    The B&H bistro is advertised regularly on national television and even on billboards. The advert shows outdoor activities not usually found in a bistro, such as fishing and parachuting. The script uses pairs of words joined by an ampersand, such as sweet & bitter and sky & earth.

    Once Malaysians were familiar with the B&H bistro ads, the campaign shifted gear and dropped the words to focus just on the ampersand. The billboards which once featured the inside of the bistro now showed a large ampersand, and vehicles transporting Benson & Hedges cigarettes were resprayed, to sport a huge “&”. Then, in the next phase of the campaign, a series of newspaper advertisements built up anticipation—wait & see,better & better, and finally,here & now.

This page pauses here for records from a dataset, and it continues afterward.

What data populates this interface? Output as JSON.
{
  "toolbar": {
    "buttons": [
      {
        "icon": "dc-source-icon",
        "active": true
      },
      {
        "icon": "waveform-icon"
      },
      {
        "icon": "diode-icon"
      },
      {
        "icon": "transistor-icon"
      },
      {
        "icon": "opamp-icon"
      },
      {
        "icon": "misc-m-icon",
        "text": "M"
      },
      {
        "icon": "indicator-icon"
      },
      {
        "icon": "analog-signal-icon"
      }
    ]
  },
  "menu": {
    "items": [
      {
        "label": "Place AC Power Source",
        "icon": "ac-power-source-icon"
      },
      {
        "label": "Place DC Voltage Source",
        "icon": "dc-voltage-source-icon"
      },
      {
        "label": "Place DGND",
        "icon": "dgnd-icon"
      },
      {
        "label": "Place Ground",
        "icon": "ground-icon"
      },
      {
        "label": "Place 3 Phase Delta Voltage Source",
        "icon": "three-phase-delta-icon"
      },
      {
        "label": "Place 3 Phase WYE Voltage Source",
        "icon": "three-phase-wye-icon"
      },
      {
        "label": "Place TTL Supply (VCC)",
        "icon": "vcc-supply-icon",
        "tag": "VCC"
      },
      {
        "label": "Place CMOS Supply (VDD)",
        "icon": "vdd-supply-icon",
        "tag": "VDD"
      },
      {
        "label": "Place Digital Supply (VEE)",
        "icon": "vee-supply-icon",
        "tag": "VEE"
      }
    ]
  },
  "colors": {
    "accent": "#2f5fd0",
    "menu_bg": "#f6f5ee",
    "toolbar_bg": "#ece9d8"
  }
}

    Benson & Hedges' indirect marketing campaign exploits recognition of the familiar ampersand.

    In printed media, the campaign has effectively dropped the “Benson” and “Hedges” in the brand name by easy stages, until only the ampersand remains; a similar development is expected in television ads. Meanwhile the Malaysian public has been slowly trained to associate the ampersand with the cigarette brand name. It seems obvious that one goal of this exercise is to prepare the public for the day when cigarette brand names will be banned in any promotions, in the hope that the ban is sufficiently badly drafted to let the “&” get through.